"Time Code" is the kind of experimental digital video movie that until now has been the stock in trade of college classrooms and arty festivals, so if only for bringing an otherwise marginal aesthetic to the marketplace it should be congratulated.
Director Mike Figgis, whose bent has always been for testing rather than resting on laurels, even after the Oscar-winning "Leaving Las Vegas," here tests the boundaries not only of digital video technology but also of narrative itself. Using four hand-held video cameras to film four real-time story lines in one continuous, 93-minute take, Figgis has created a "quadraphonic" movie, which unfolds in a four-way split screen.
The result is a movie that taxes the audience (Which little box should we be watching now? Who's speaking, and whose dialogue are we missing?), fractures space and time in wholly new ways and creates what can only be described as an audacious new formal logic.

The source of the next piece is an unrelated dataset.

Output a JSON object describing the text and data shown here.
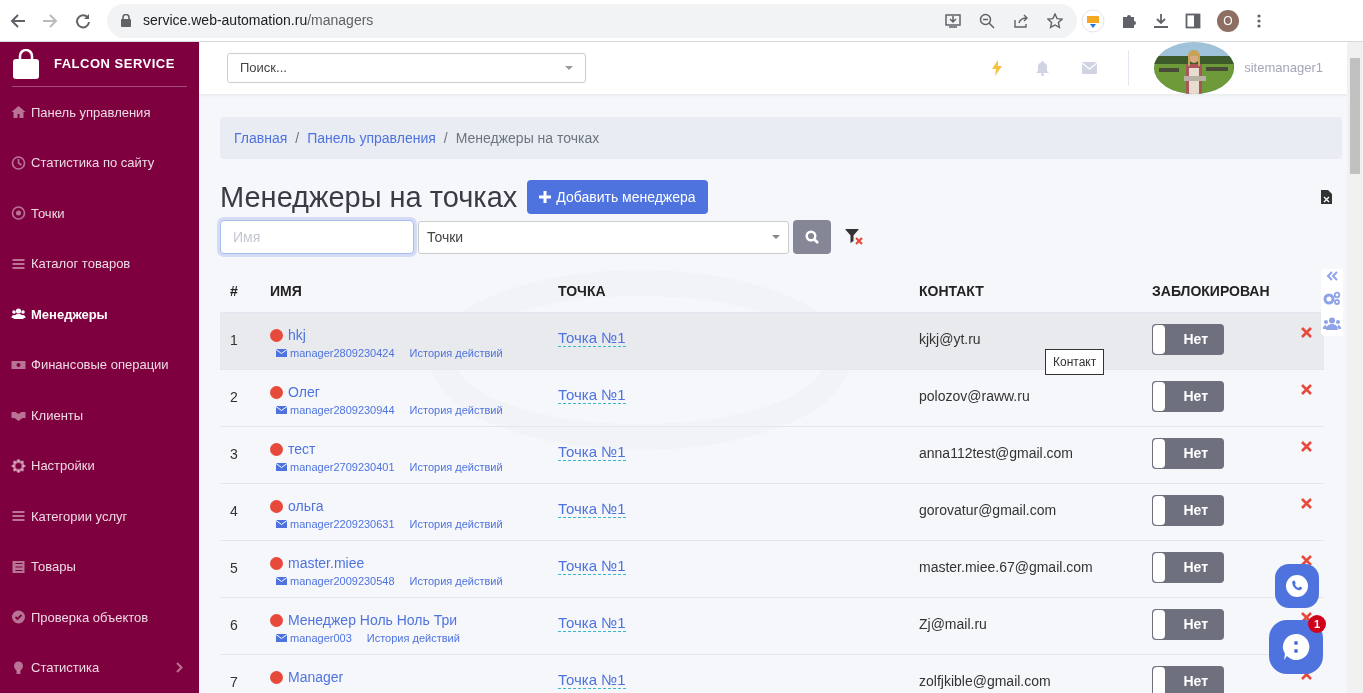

In doing away with scripts, editing and conventional montage, Figgis has done away with the most coercive of Hollywood's conventions, allowing filmgoers to decide for themselves where their eyes and ears will lead them, which characters they will focus on and, ultimately, which story the movie will tell.
Figgis' revolutionary way of telling a cinematic story, however, is put to the service of some of the most hackneyed story lines and characters in the business. Craven movie-biz types, piles of cocaine, indiscriminate sex and, finally, the appearance of a gun all seem oddly retrograde considering Figgis' convention-tweaking aspirations. But he has still succeeded in creating not just a refreshing experiment in film storytelling, but also an entertaining one. Once you get the hang of Figgis' own brand of coercion -- one based on an intricate sound design and musical score -- you find yourself happily going along for the ride.
The director, who with three other cameramen followed one character throughout several 93-minute takes, then chose his four favorites as the final cut, has set "Time Code" in Hollywood, where a burned-out and coked-up movie executive (Stellan Skarsgard) is trying to save his marriage to a semi-retired actress (Saffron Burrows) while having an affair with an aspiring one (Salma Hayek). Meanwhile, Hayek's character is having her own relationship problems with her wealthy and suspicious girlfriend (Jeanne Tripplehorn), who is so paranoid that she plants a bug in her lover's purse.
These are the four main characters that "Time Code" follows, although several other compelling ones flow in and out of their scenes: a carefree young actress (Leslie Mann), an earnest masseur (Julian Sands), a worried producer (Holly Hunter) and a drug-addled security guard all vie for the viewer's attention as the principals pursue their daily rituals of therapy, auditions, meetings, sexual encounters and limousine commutes.
The actors, who improvised their lines based on Figgis' carefully choreographed, time-synchronized directions on where they should be at certain times, turn in admirable performances, some of them outright heroic. Tripplehorn's pant-suited power-babe is an especially compelling character, as is Sands' hilarious massage-therapist, who winds up reading lines with Hayek's character at her much-longed-for audition.
Figgis has wrested a surprising range of tonal values from videotape (transferred to 35 mm film for theatrical distribution), and the hand-held filming creates an occasionally explosive immediacy, especially when a series of earthquake aftershocks rock the characters' world. But more than a visual exercise, "Time Code" is an experiment in sound, and a breathtaking example of how and why often overlooked elements such as recording, mixing and music are so crucial to the filmgoing experience.
Figgis, who started out life as a musician, has always fiddled with sound, using overlapping dialogue a la Robert Altman (he uses that director's sound recordist here), sometimes to less than salutary effect. Here, his command is masterful, as is his use of popular music and a beautiful jazz-inflected score, which he composed. Like "Magnolia," another multi-strained story about overlapping lives in contemporary Los Angeles, "Time Code" is operatic in its design and, formally at least, it usually reaches the heights it's aiming toward.
If Figgis can figure out a way to marry his new form to more original content, he may well be on his way to creating a cinema for the new century.
Starring Stellan Skarsgard, Saffron Burrows, Salma Hayek, Jeanne Tripplehorn
Directed by Mike Figgis
Rated R (drug use, sexuality, language and a scene of violence)
Running time 93 minutes
Released by Screen Gems
Sun score ***